• _YOUR ASSIGNMENT_
Extract each line of the records below that contains the word "true".

• _GIVEN DATA_
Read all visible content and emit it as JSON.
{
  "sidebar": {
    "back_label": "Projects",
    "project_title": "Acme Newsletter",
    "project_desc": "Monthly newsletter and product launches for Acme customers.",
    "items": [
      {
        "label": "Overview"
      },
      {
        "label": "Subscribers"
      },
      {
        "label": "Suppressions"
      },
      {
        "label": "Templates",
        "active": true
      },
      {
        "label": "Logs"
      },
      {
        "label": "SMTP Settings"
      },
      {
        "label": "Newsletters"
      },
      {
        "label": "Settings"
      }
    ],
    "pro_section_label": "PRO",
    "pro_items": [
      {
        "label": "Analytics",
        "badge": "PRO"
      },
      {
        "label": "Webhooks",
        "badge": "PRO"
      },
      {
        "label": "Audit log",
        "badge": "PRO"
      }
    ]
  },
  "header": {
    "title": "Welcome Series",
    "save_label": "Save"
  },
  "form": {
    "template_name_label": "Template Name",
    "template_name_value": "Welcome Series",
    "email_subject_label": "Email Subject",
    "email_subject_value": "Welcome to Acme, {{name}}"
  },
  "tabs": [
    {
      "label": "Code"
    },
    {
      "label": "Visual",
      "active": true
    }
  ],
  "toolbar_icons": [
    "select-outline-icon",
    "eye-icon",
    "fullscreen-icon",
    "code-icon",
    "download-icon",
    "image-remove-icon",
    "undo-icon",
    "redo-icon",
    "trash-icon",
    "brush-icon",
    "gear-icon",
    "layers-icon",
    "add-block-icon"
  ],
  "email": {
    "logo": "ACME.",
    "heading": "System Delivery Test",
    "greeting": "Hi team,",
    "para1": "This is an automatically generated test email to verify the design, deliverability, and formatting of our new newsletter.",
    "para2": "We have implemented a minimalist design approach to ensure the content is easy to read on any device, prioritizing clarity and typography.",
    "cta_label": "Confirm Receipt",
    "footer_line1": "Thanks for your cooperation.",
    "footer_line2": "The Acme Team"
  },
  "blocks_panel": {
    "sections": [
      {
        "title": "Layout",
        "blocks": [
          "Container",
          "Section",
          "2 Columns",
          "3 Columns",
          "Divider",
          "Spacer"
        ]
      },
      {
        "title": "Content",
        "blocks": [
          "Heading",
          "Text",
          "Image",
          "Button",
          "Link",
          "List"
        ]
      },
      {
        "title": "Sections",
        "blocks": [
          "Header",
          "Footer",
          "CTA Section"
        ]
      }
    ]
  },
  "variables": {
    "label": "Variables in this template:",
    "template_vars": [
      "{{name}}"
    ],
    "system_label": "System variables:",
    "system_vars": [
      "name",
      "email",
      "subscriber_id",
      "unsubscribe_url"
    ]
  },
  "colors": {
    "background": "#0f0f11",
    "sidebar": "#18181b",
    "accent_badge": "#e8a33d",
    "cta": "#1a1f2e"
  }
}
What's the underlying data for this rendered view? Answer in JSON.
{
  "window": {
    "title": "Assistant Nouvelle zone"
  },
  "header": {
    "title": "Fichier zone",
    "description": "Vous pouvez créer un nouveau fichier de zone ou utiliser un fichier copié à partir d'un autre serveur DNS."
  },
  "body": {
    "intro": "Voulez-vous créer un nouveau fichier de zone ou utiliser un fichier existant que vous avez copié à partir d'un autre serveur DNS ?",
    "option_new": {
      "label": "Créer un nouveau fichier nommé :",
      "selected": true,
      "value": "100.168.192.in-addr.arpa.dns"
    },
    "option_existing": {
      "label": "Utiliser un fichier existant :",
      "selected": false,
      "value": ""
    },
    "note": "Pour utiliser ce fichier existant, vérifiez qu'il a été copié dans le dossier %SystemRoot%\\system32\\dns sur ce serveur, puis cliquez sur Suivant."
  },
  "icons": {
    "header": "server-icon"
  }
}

• _EXERCISE RESULT_
        "active": true
      "active": true
      "selected": true,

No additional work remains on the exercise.